Element data from apps and pages:
□ □ □
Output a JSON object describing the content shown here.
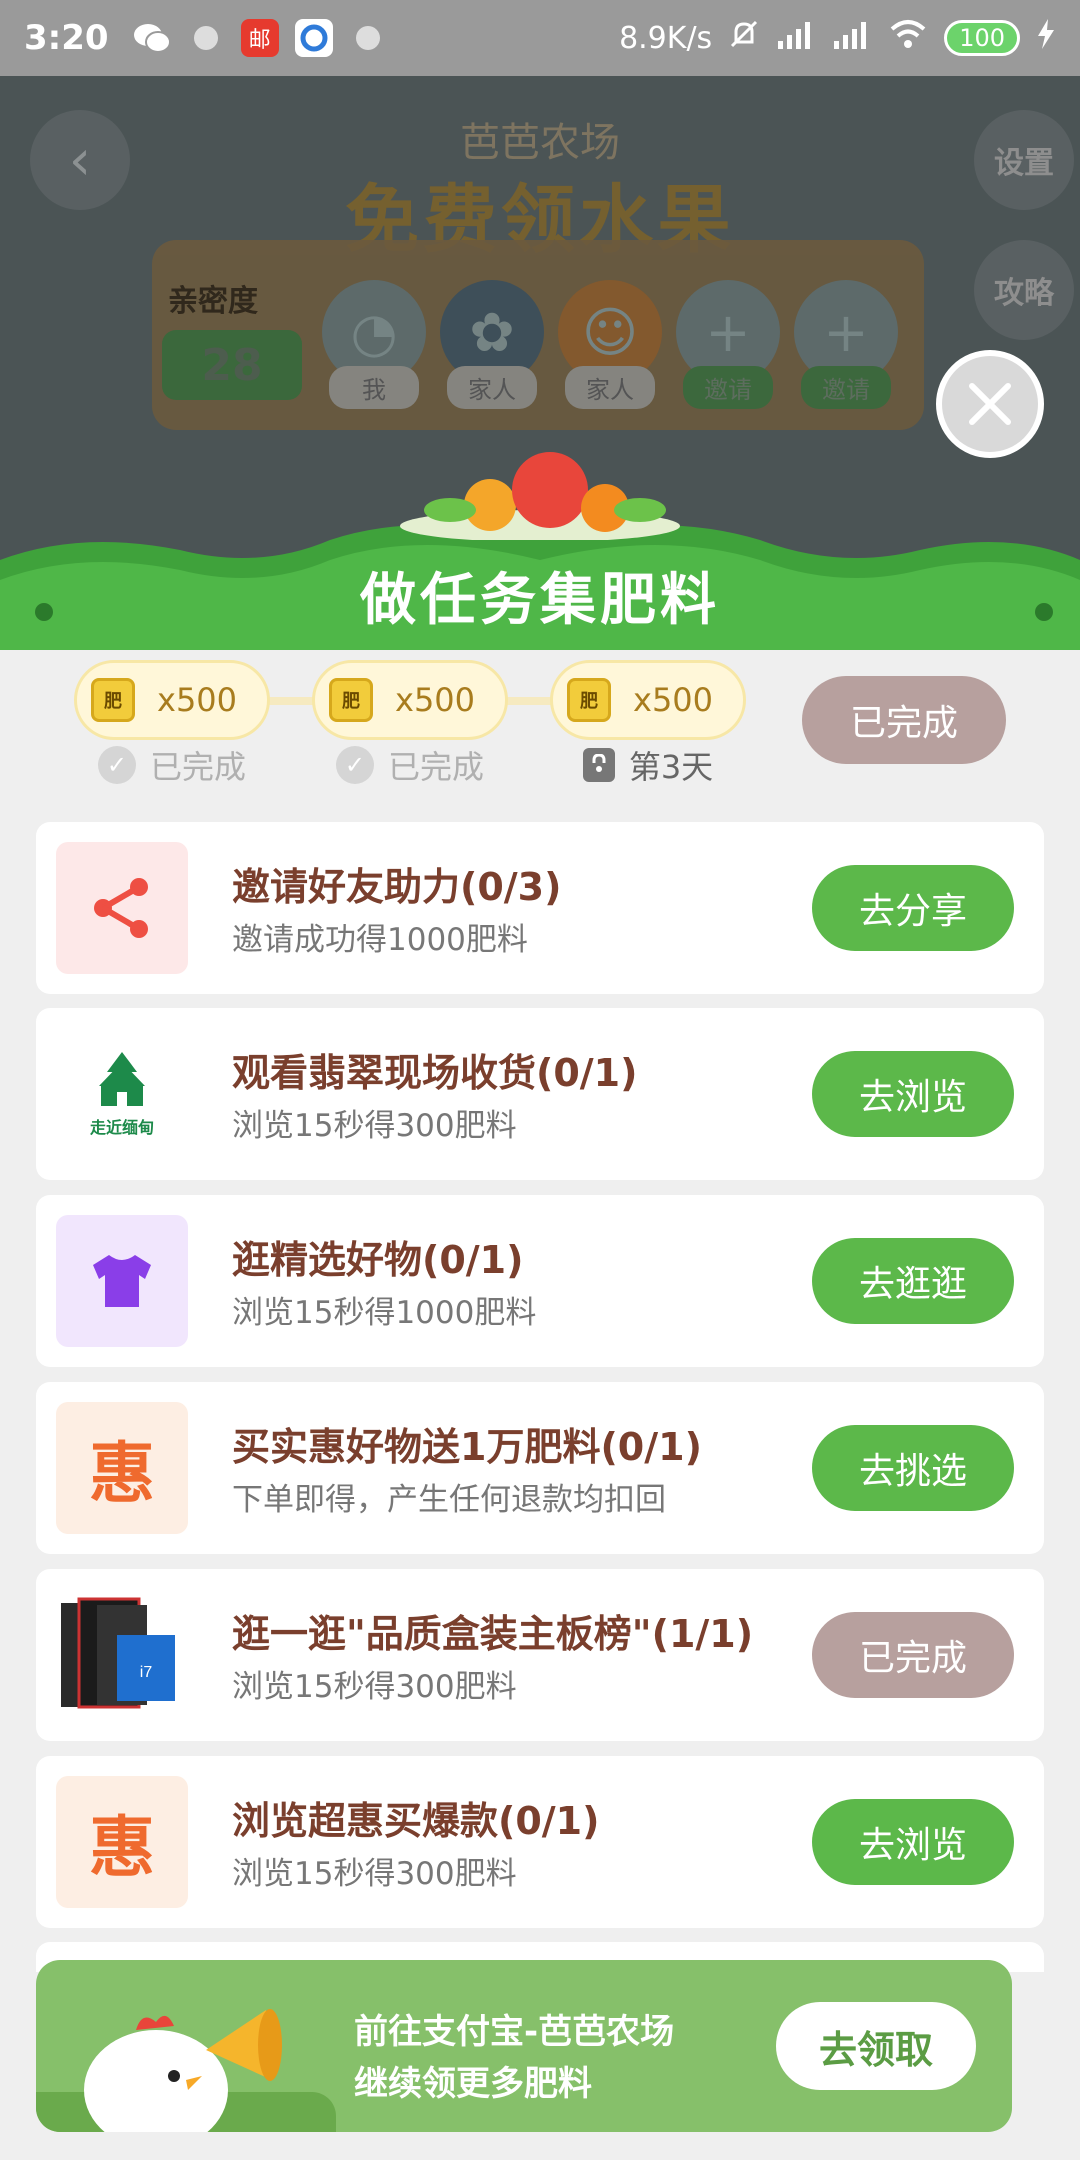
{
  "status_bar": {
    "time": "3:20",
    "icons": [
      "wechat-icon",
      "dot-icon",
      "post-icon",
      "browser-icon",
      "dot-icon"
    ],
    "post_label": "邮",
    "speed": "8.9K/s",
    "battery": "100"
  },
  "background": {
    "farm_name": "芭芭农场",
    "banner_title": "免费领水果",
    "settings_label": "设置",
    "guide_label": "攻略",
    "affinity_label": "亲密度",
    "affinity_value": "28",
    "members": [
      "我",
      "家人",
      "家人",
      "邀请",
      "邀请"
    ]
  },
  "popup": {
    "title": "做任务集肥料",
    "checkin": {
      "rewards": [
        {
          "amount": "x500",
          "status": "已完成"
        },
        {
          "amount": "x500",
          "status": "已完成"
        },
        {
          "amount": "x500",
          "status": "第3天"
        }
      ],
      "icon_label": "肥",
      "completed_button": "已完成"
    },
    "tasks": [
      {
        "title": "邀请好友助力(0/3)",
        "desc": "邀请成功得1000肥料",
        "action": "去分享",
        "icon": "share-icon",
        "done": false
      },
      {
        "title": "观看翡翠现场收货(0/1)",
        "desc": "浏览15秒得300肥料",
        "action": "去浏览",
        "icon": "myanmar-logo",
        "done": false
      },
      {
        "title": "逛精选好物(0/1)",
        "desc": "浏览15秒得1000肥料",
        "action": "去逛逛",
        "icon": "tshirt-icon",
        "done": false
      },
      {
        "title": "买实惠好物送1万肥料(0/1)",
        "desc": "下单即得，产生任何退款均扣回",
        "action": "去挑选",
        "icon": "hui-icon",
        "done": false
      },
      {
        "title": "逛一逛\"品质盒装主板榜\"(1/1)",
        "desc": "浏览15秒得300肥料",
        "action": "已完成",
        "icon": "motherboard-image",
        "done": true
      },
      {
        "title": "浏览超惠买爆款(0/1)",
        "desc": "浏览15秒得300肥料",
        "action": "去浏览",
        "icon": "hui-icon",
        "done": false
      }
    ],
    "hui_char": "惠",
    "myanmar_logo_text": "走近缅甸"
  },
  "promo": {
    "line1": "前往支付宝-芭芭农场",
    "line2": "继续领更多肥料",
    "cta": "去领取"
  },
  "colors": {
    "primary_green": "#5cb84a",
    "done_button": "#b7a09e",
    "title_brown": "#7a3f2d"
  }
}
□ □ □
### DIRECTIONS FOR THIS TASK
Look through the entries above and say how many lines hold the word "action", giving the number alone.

### PROBLEM SOLUTION
6